“When companies want a seat at the table where climate policy is at stake, it’s primarily so they can control what happens,” Aronczyk, the media studies professor, said. “Having the head of an oil company presiding over COP28 represents the culmination of 30-plus years of capitulation to the power and money of the fossil fuel industry.”
To date only about 2 of the planned 6 square kilometers of Masdar City have been built. Masdar’s chief operating officer has admitted that “the plug was more or less quietly pulled” on the idea of 6 square kilometers as early as 2008, after the financial crash — before Edelman and GMMB had even begun to promote Masdar City as “the world’s most ambitious sustainable development.” Less than half of the promised $22 billion investment has been spent.
Yet the site is still used as a shining example of the UAE’s transformation. APCO says it has facilitated visits for Ban Ki-moon, Hillary Clinton, Angela Merkel, Narendra Modi, and Joe Biden. Last year, the Atlantic Council paid for U.S. congressional aides to travel there.
Once touted by Al Jaber as “a blueprint for cities around the world striving for sustainability,” Masdar City risks becoming a ghost town. Fifteen thousand people currently work and live there, according to Robertson, the communications manager, who did not clarify how many live in the development versus commute.

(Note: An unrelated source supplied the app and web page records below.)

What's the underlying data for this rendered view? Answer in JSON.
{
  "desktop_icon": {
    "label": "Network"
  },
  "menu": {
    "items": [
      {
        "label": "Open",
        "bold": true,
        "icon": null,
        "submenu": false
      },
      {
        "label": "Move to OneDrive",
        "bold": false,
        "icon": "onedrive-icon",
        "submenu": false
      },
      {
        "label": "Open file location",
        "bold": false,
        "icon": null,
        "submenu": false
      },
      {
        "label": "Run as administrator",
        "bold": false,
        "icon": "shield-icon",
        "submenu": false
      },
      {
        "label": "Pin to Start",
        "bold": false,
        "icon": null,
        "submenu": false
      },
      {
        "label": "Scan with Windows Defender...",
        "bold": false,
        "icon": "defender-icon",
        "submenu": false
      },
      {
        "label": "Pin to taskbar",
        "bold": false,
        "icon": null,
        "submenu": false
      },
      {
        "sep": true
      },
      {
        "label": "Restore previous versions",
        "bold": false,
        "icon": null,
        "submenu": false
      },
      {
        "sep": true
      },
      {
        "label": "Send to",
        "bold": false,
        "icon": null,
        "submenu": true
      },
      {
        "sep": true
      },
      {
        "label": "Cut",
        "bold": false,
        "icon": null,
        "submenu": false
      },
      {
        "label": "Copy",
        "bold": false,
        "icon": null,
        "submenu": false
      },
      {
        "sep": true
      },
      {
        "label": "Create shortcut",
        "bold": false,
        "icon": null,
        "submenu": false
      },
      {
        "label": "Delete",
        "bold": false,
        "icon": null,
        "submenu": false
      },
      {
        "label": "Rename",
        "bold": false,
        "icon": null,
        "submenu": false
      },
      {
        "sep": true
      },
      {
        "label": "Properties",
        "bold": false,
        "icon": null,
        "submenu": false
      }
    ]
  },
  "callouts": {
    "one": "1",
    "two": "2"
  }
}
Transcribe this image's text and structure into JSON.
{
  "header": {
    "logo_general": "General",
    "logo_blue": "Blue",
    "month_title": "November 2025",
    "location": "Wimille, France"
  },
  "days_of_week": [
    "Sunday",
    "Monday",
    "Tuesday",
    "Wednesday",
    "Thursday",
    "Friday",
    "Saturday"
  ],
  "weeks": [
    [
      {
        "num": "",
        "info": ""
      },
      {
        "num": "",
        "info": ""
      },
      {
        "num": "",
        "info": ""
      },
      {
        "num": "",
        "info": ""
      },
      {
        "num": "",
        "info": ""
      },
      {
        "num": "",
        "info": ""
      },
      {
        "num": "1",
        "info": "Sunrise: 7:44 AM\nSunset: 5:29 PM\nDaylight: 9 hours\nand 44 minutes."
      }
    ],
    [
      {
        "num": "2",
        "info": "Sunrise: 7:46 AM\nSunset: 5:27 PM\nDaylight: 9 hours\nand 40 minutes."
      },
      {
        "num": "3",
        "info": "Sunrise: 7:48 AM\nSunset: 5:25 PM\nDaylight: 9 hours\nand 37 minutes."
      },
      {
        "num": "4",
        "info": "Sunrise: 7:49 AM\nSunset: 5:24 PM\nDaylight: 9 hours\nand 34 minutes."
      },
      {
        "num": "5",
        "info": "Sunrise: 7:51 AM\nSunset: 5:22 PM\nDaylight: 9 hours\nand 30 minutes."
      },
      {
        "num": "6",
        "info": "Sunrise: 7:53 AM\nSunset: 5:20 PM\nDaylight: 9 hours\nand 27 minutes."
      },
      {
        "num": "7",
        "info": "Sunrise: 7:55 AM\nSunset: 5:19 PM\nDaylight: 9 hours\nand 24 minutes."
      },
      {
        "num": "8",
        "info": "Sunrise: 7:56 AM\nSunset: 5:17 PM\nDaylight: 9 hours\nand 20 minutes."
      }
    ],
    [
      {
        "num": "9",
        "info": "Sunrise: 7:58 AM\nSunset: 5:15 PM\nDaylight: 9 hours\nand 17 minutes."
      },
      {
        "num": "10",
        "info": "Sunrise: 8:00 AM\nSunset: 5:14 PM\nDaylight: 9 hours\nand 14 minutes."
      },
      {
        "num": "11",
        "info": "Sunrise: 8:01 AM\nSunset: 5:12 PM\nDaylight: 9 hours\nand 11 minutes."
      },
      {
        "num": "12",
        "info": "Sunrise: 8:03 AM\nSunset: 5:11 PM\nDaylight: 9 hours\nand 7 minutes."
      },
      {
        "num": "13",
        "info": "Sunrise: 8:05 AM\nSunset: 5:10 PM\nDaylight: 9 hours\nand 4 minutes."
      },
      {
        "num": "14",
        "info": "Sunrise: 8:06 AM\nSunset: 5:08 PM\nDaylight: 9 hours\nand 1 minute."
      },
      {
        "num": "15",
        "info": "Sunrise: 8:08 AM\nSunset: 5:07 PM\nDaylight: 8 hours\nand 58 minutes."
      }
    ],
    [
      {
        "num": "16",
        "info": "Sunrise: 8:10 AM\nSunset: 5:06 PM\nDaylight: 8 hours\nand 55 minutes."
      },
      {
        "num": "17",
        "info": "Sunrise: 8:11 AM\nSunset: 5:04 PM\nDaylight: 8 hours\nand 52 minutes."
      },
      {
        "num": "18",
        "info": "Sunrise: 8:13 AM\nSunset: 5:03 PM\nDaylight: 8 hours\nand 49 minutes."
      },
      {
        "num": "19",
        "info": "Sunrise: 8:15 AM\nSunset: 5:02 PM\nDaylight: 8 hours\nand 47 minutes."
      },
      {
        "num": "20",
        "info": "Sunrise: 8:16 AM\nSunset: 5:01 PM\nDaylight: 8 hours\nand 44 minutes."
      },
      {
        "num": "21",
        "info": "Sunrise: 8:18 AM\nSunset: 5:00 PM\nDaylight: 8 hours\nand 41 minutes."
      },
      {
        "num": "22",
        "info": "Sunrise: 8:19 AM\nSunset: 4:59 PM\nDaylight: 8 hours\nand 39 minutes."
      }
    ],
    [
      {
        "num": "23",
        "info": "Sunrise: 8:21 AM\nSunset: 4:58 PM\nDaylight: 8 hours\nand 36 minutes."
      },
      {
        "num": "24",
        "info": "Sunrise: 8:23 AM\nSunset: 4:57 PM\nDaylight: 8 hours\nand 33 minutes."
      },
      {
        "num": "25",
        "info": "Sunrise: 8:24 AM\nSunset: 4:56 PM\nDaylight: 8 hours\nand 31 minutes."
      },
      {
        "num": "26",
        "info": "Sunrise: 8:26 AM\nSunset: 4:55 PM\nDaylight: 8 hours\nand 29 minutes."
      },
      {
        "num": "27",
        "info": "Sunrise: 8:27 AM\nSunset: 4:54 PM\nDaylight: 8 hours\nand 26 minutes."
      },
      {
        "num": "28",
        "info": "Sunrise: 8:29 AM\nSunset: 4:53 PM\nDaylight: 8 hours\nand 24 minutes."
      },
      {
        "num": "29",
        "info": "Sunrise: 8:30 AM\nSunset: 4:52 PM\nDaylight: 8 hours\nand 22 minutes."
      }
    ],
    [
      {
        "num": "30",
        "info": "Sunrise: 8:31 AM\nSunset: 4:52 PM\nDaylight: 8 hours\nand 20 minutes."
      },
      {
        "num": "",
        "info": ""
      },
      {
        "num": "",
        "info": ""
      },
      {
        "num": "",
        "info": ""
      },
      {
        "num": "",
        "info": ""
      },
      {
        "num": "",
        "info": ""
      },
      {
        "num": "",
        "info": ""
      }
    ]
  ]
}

At best, that’s 25,000 below the goal that was announced in 2008. GE shuttered the Ecomagination Center in 2018. And while Masdar City boasts plenty of solar panels, the city’s planners say it won’t be fully renewable until construction is complete. Far from being a zero-carbon, car-free eco-utopia, Masdar City is fossil fuel-dependent and car-centric.